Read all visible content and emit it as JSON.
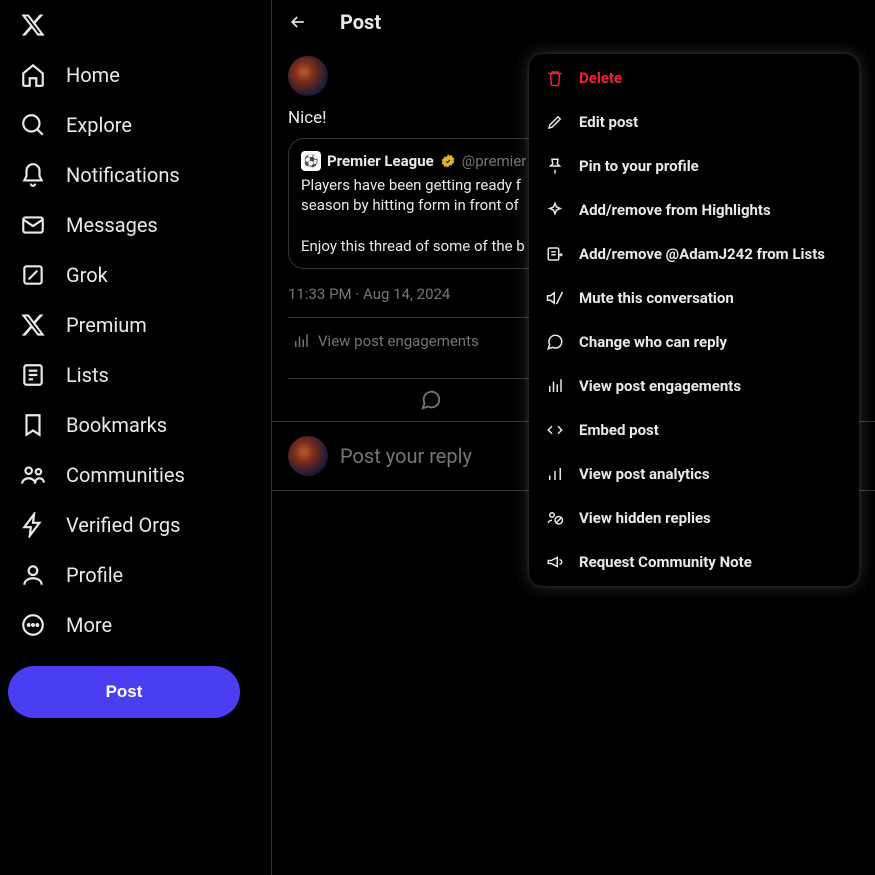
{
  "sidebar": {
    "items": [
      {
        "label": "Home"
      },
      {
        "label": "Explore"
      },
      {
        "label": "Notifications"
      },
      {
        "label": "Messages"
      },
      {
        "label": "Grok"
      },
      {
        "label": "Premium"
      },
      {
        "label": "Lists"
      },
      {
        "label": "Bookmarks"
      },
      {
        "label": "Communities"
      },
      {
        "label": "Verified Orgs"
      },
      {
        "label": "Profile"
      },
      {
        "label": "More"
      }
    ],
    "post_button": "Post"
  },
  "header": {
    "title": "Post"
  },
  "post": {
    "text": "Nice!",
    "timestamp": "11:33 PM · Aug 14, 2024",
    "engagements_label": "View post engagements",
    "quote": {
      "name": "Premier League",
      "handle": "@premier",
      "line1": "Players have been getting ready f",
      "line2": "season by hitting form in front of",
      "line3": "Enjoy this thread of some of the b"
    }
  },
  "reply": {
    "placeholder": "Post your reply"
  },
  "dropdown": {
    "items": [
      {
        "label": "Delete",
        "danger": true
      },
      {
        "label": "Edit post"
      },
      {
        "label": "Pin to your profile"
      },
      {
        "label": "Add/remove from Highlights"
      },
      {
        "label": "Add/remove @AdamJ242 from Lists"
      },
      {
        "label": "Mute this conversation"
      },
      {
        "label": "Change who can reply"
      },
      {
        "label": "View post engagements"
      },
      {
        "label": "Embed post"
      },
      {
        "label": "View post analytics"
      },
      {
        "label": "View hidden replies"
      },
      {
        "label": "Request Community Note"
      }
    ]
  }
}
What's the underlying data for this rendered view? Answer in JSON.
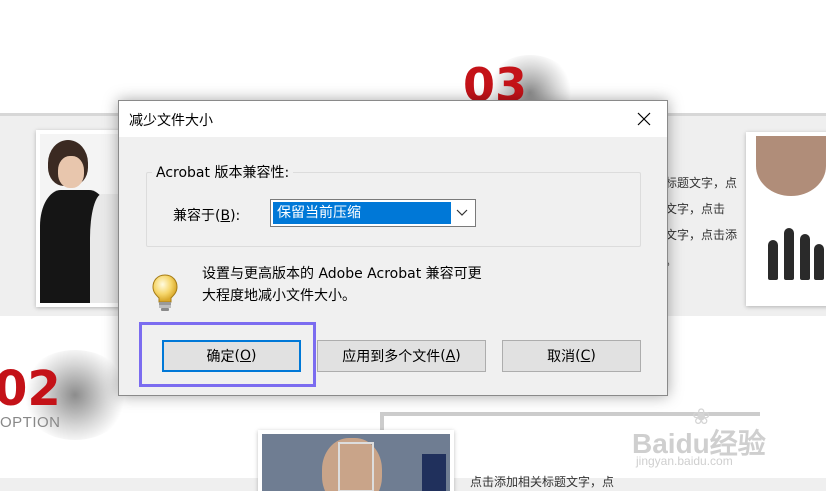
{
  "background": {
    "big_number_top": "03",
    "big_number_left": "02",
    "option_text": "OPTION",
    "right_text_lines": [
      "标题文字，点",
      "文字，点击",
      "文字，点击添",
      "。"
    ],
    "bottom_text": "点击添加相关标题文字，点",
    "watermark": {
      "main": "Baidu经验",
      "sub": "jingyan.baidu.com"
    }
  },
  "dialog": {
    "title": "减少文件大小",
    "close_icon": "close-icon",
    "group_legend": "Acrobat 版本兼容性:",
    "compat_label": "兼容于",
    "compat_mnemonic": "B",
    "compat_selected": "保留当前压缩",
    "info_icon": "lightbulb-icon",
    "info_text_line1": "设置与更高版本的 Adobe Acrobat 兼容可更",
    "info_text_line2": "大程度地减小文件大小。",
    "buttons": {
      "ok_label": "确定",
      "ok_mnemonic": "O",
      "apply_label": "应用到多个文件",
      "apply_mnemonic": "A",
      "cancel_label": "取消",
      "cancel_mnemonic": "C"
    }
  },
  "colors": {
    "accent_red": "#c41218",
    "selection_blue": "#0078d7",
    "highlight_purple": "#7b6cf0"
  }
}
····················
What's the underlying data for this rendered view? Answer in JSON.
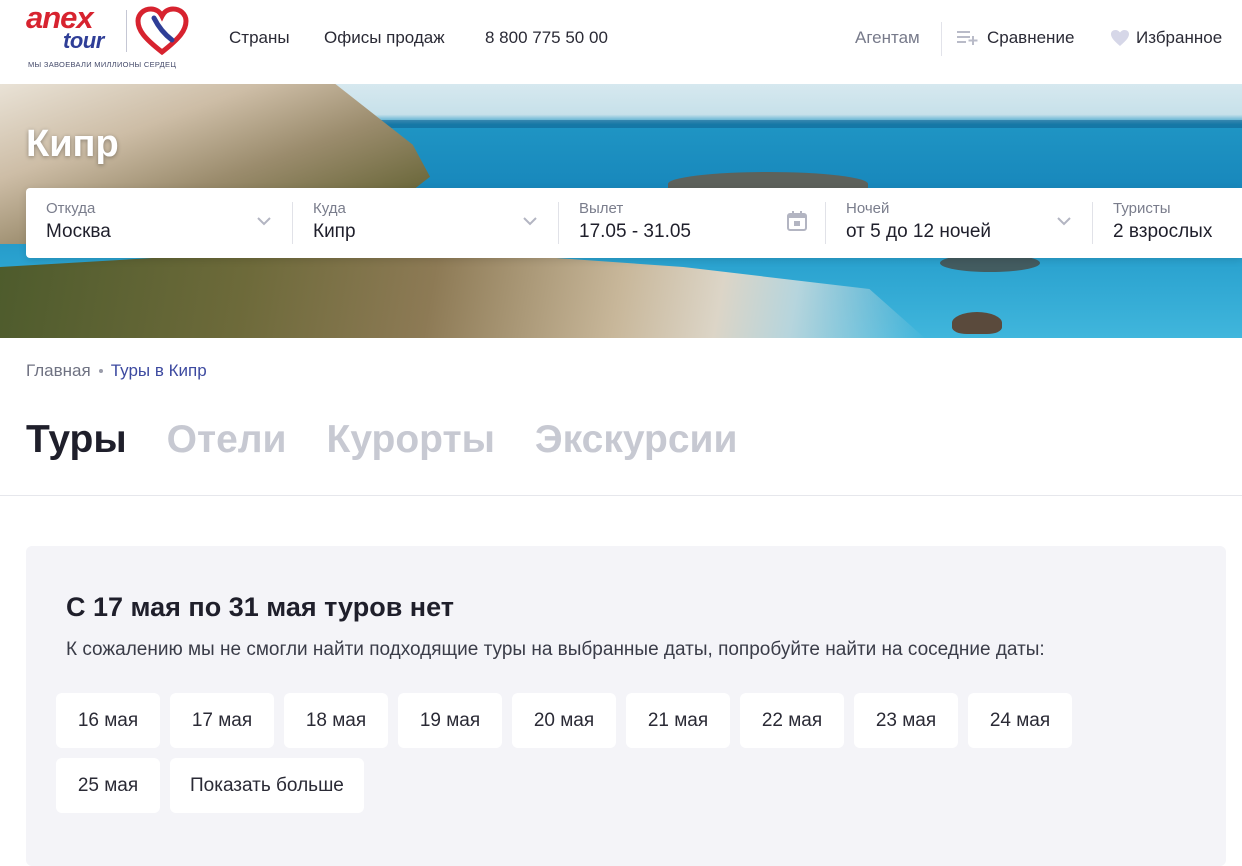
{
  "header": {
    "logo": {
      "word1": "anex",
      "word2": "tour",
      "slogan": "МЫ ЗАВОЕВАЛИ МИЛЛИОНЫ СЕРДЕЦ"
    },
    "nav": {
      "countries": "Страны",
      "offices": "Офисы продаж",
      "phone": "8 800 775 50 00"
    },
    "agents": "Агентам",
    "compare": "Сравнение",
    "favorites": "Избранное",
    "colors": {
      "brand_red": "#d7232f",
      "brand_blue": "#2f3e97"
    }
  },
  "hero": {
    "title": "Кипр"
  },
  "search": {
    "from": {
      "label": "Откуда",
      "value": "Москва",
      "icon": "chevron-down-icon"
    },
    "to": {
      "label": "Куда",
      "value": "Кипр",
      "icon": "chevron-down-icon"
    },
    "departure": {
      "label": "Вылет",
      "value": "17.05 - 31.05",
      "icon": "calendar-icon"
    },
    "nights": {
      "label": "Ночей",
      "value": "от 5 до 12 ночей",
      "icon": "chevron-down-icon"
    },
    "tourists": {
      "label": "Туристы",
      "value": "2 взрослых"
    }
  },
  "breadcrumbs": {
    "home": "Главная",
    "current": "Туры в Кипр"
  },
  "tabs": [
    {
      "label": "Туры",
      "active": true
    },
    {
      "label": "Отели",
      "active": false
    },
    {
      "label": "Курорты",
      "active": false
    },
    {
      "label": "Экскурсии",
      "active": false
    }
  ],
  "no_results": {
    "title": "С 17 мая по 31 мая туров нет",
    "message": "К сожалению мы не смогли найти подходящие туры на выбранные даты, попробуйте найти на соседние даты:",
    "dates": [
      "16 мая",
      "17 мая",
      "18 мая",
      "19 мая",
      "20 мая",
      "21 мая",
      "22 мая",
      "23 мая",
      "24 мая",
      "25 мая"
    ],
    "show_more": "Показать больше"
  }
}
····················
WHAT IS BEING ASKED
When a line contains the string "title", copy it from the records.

YOUR SOLUTION
    "title": "Post"
    "title": "减少文件大小",
    "title": "Кипр"
    "title": "С 17 мая по 31 мая туров нет",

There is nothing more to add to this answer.